Full-text. Covers historical themes, events, individuals and periods in U.S. history from pre-Colonial times to the present. Sources include essays, journal articles, biographies and primary sources. Good for getting research topic ideas.
Some full-text. Comprehensive sociology database. Includes peer-reviewed/scholarly articles on a wide range of sociological topics, including: gender studies, social work, substance abuse, violence, and more.
Two special collections of public broadcasting materials are focused on African American history: "Voices from the Southern Civil Rights Movement" and "Televising Black Politics in the Black Power Era".
This documentary website tells the story of how young activists in SNCC united with local people in the Deep South to build a grassroots movement for change that empowered the Black community and transformed the nation.
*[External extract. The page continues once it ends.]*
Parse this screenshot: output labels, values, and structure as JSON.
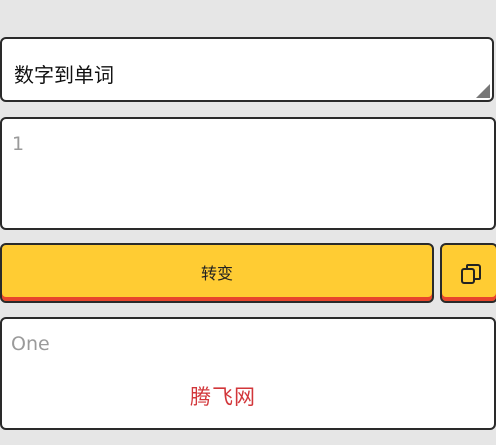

The Library of Congress, National Archives and Records Administration, National Endowment for the Humanities, National Gallery of Art, National Park Service, Smithsonian Institution and United States Holocaust Memorial Museum join in paying tribute to the generations of African Americans.
This Washington State Archives oral history project which focuses on the Black community in Seattle and King County. These 69 interviews were conducted by Esther Hall Mumford in 1975 and 1976, and include audio, transcripts, and negatives. Transcriptions were created shortly after the interviews took place. Negatives can include portraits of interviewees, as well as images taken of photographs, clippings, and other items belonging to or relating to interviewees.
Black Quotidian explores everyday lives of African Americans in the twentieth century. Drawing on an archive of digitized African-American newspapers, Matthew F. Delmont guides readers through a wealth of primary resources that reveal how the Black press popularized African-American history and valued the lives of both famous and ordinary Black people.
The Freedom Archives contains over 12,000 hours of audio and video recordings as well as print materials dating primarily from the late-1960s to the mid-90s. These collections chronicle the progressive history of the Bay Area, the United States, and international movements for liberation and social justice.
The HistoryMakers is a national non-profit research and educational institution committed to preserving and making widely accessible the untold personal stories of both well-known and unsung African Americans.
This site is organized around thirteen defining migrations that have formed and transformed African America and the nation. Each migration is presented through five units: (1) A narrative, (2) 100 illustrations, (3) from twenty to forty research resources consisting of essays, books, book chapters, articles, and manuscripts, (4) Maps, (5) and lesson plans.
This digital memorial explores the dispersal of enslaved Africans across the Atlantic world. It raises questions about the largest slave trades in history and offers access to the documentation available to answer them.